In 2018, Finally George (a.k.a. Hamburg studio technician George Hahn) astonished the (prog)world with his debut album, Life Is A Killer. I was therefore pleasantly surprised to learn of the release of a sophomore album that proves to be equally as good – or even better – than its predecessor.
Everything is just right on this album, entitled Icy Skies, and the production is simply great. It all sounds beautifully rich and warm and all the instruments come through very well in the mix. The music as a whole reminds me strongly of mid-seventies Pink Floyd, in terms of tempo, guitars and vocals, like in the title track. But I also hear bits and pieces of George’s fellow countrymen RPWL, which is unsurprising.
You can also hear echoes of the likes of Supertramp and Genesis, the latter for example in the dramatic When the Angels Cry, in which acoustic guitars and song structure are reminiscent of the legendary British band. I particularly like George’s voice, somewhat akin to a young Dave Gilmour, although much smoother and dreamier. Without any accent, it has the capability to reach the high notes as well, as evidenced by Long Way Home and, in particular, Old Friend.
But what impresses me most is the space between the notes. Marillion already said it: “Less is more”. This is especially valid for Icy Skies, the superb Beautiful being an excellent example. Listen to the build-up, culminating in a wonderful instrumental finale. I also like the natural balance between the instruments, more specifically between guitars and keyboards. Something he shares with fellow German musician Frank Us (Legacy Pilots) on whose most recent album The Penrose Triangle he plays a guest role on vocals and guitars. Both albums have a splendid and transparent production in common.
George is also known to use guest musicians on his albums, albeit with somewhat more restraint than Us. But hiring renowned Styx drummer Todd Sucherman once again was an excellent choice. Aside from being one of the best drummers in the world, he also acted as a soundboard for George and contributed valuable input on many of the songs.
If I have to single out one particular ‘flaw’ then it should be the fact that the pace is largely the same throughout the album. But somehow, as I was lying in the sun on a sunlit island, listening to these enjoyable tracks over and over again, it didn’t strike me as odd. In fact, it reminds me of David Gilmour’s much praised On an Island from 2006. The same lazy, mellow and relaxing feeling, absolutely brilliant.
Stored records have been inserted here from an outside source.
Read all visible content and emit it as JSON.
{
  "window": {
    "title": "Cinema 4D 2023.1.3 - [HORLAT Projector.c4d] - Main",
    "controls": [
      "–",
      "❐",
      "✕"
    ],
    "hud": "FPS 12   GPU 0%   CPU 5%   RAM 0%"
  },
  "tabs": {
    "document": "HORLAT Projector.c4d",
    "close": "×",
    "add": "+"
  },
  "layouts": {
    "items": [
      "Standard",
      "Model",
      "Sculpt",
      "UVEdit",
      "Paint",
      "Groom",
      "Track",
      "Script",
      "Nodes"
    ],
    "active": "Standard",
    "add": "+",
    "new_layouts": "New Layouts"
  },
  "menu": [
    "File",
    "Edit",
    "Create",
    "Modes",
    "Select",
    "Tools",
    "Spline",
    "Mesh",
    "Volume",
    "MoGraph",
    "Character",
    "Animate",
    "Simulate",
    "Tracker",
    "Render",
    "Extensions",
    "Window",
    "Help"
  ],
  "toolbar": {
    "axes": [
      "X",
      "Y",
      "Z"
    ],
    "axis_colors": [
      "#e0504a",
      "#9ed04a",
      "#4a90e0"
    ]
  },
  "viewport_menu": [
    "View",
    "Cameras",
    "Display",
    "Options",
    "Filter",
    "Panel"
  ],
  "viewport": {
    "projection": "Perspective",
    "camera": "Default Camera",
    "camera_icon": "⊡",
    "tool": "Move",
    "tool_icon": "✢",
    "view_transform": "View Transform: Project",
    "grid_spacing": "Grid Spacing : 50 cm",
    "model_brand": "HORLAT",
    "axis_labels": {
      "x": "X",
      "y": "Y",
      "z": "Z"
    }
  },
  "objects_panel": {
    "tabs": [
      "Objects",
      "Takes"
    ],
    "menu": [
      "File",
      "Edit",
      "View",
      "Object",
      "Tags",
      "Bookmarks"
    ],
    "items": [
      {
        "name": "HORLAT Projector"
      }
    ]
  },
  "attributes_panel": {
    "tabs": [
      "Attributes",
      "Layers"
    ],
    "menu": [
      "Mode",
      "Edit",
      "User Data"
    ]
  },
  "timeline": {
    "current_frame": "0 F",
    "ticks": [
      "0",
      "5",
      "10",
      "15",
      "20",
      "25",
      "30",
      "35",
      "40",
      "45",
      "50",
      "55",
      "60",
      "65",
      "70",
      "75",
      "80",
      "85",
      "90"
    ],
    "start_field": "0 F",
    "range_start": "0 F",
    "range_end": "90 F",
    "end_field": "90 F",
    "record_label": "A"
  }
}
Personal favourites are the title track and I Adore You, in which fragments of Genesis, Pink Floyd, but also Camel shine through. George is featured with compelling keyboard and guitar playing. And what about When Dreams Don’t Die with its amazing trumpet solo? The love for progressive rock is oozing from this album. Each track is a journey in itself and a true ode to our beloved genre.
“Football is a simple game: 22 men chase a ball for 90 minutes and, in the end, the Germans always win”, Gary Lineker once said. Perhaps this is also valid for prog rock. Judging by this new album, it may very well be the case.
01. Icy Skies (5:05)
02. Beautiful (5:38)
03. Old Friend (5:55)
04. When the Angels Cry (5:39)
05. Message (5:41)
06. I Adore You (8:31)
07. When Dreams Don’t Die (6:12)
08. Long Way Home (7:13)
09. Father & Son (0:40)
Total Time – 50:34
Todd Sucherman – Drums, Percussion
Matthias Pogoda – Piano (tracks 4,7 & 8)
Detlef Bösche – Hammond Organ (tracks 1,2 & 4-8)
John Engehausen – Lead Guitars (tracks 3 & 8)
Martin Scheffler – Lead Guitars (track 5)
Ingolf Burkhardt – Trumpet (tracks 4 & 7)
Anja Bublitz – Background Vocals (tracks 2,3,5,6 & 8)
Anne de Wolff – Violin (track 1)
Record Label: Independent
Country of Origin: Germany
Date of Release: 13th September 2021
– Icy Skies (2021)
– Life Is A Killer (2018)